(Items from a data source)
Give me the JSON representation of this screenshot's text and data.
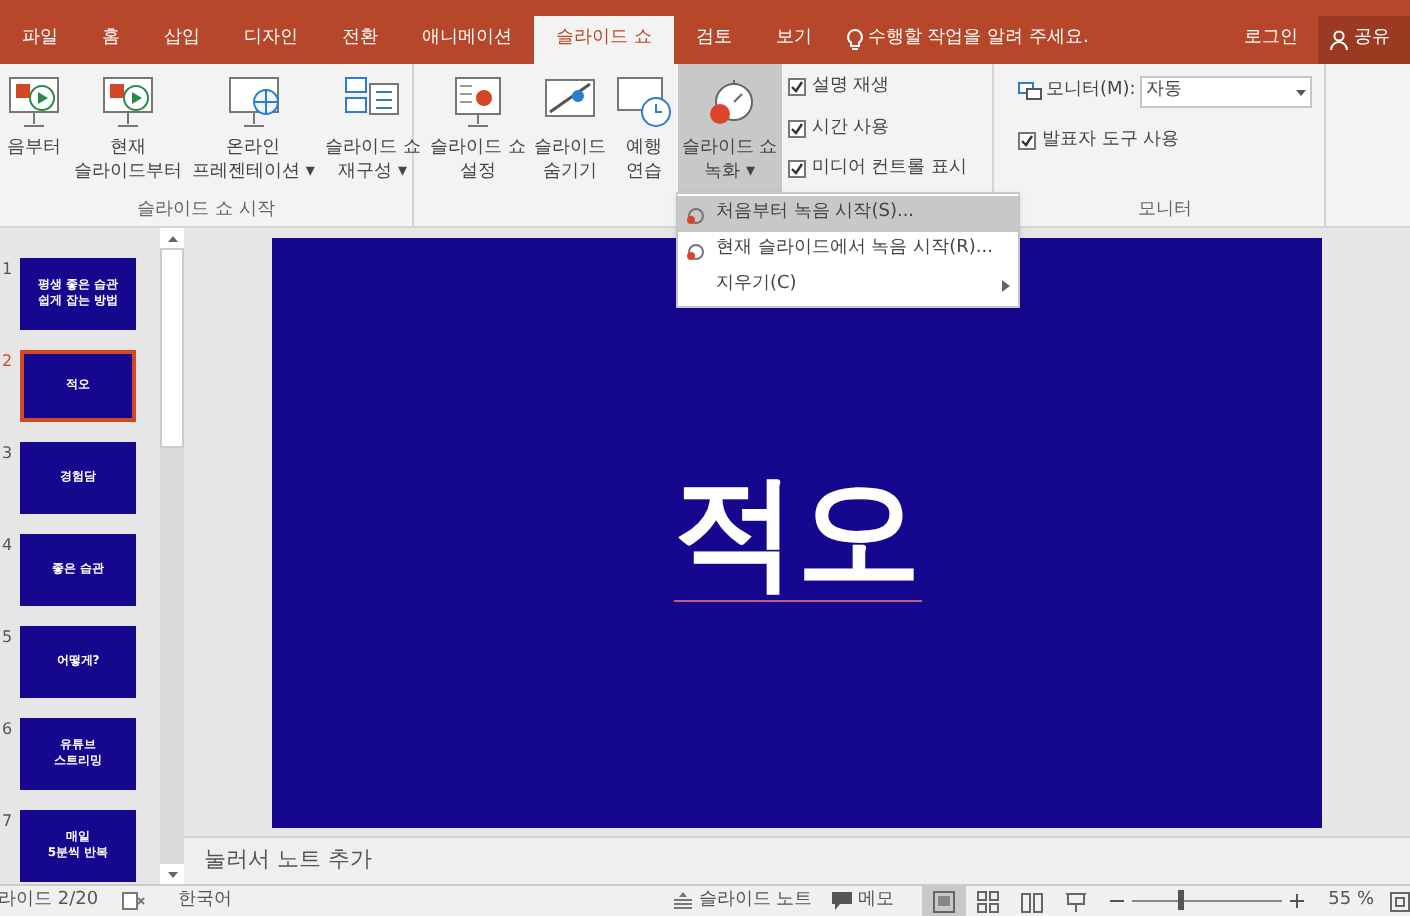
{
  "tabs": [
    {
      "label": "파일",
      "selected": false
    },
    {
      "label": "홈",
      "selected": false
    },
    {
      "label": "삽입",
      "selected": false
    },
    {
      "label": "디자인",
      "selected": false
    },
    {
      "label": "전환",
      "selected": false
    },
    {
      "label": "애니메이션",
      "selected": false
    },
    {
      "label": "슬라이드 쇼",
      "selected": true
    },
    {
      "label": "검토",
      "selected": false
    },
    {
      "label": "보기",
      "selected": false
    }
  ],
  "tell_me": "수행할 작업을 알려 주세요.",
  "sign_in": "로그인",
  "share": "공유",
  "ribbon": {
    "start_group": {
      "label": "슬라이드 쇼 시작",
      "buttons": [
        {
          "label": "음부터",
          "kind": "play",
          "pressed": false
        },
        {
          "label": "현재\n슬라이드부터",
          "kind": "play",
          "pressed": false
        },
        {
          "label": "온라인\n프레젠테이션 ▾",
          "kind": "globe",
          "pressed": false
        },
        {
          "label": "슬라이드 쇼\n재구성 ▾",
          "kind": "list",
          "pressed": false
        }
      ]
    },
    "setup_group": {
      "buttons": [
        {
          "label": "슬라이드 쇼\n설정",
          "kind": "setup",
          "pressed": false
        },
        {
          "label": "슬라이드\n숨기기",
          "kind": "hide",
          "pressed": false
        },
        {
          "label": "예행\n연습",
          "kind": "timer",
          "pressed": false
        },
        {
          "label": "슬라이드 쇼\n녹화 ▾",
          "kind": "record",
          "pressed": true
        }
      ],
      "options": [
        {
          "label": "설명 재생",
          "checked": true
        },
        {
          "label": "시간 사용",
          "checked": true
        },
        {
          "label": "미디어 컨트롤 표시",
          "checked": true
        }
      ]
    },
    "monitor_group": {
      "label": "모니터",
      "monitor_label": "모니터(M):",
      "monitor_value": "자동",
      "presenter_view": {
        "label": "발표자 도구 사용",
        "checked": true
      }
    }
  },
  "record_menu": [
    {
      "label": "처음부터 녹음 시작(S)...",
      "selected": true,
      "submenu": false
    },
    {
      "label": "현재 슬라이드에서 녹음 시작(R)...",
      "selected": false,
      "submenu": false
    },
    {
      "label": "지우기(C)",
      "selected": false,
      "submenu": true
    }
  ],
  "slides": [
    {
      "number": "1",
      "title": "평생 좋은 습관\n쉽게 잡는 방법",
      "selected": false
    },
    {
      "number": "2",
      "title": "적오",
      "selected": true
    },
    {
      "number": "3",
      "title": "경험담",
      "selected": false
    },
    {
      "number": "4",
      "title": "좋은 습관",
      "selected": false
    },
    {
      "number": "5",
      "title": "어떻게?",
      "selected": false
    },
    {
      "number": "6",
      "title": "유튜브\n스트리밍",
      "selected": false
    },
    {
      "number": "7",
      "title": "매일\n5분씩 반복",
      "selected": false
    }
  ],
  "current_slide": {
    "title": "적오"
  },
  "notes_placeholder": "눌러서 노트 추가",
  "status_bar": {
    "slide_position": "라이드 2/20",
    "language": "한국어",
    "notes_button": "슬라이드 노트",
    "comments_button": "메모",
    "views": [
      {
        "kind": "normal",
        "selected": true
      },
      {
        "kind": "sorter",
        "selected": false
      },
      {
        "kind": "reading",
        "selected": false
      },
      {
        "kind": "show",
        "selected": false
      }
    ],
    "zoom": {
      "level": 0.3,
      "reading": "55 %"
    }
  }
}
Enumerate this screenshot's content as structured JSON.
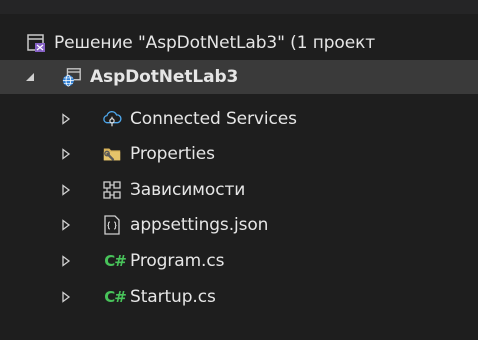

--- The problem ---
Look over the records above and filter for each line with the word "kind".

--- Task solution ---
          "kind": "play",
          "kind": "play",
          "kind": "globe",
          "kind": "list",
          "kind": "setup",
          "kind": "hide",
          "kind": "timer",
          "kind": "record",
        "kind": "normal",
        "kind": "sorter",
        "kind": "reading",
        "kind": "show",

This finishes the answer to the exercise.